Date of this Version
Cornhusker Economics, July 11, 2018, agecon.unl.edu/cornhuskereconomics
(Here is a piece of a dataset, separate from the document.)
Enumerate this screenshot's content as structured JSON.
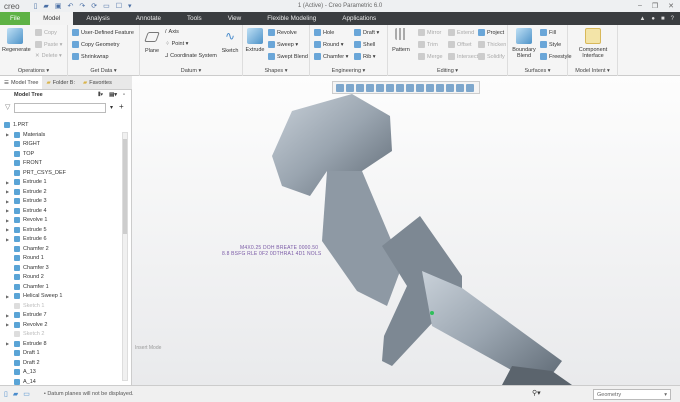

Policy makers such as the USDA are interested in producers voluntarily adopting pro-environmental land use practices on their properties as these land uses deliver various ecosystem service benefits. As a result, they have implemented incentive based policies such as the Conservation Reserve Program (CRP) (Hellerstein et al., 2015). The CRP involves a reverse auction in which producers submit bids for adopting different land use practices. In running these auctions, agencies are interested in both cost-effectiveness i.e. procuring land use projects which yield the highest level of ecosystem service benefits for the money spent and specific environmental goals. One key goal is project procurement involving the same land use implemented on neighboring properties/parcels or those within some distance of each other. Such spatial contiguity is important as coordinated land management can magnify the production of different ecosystem service benefits such as water pollution reduction, lower habitat fragmentation and enhanced biodiversity conservation, and increased pollination services to name a few.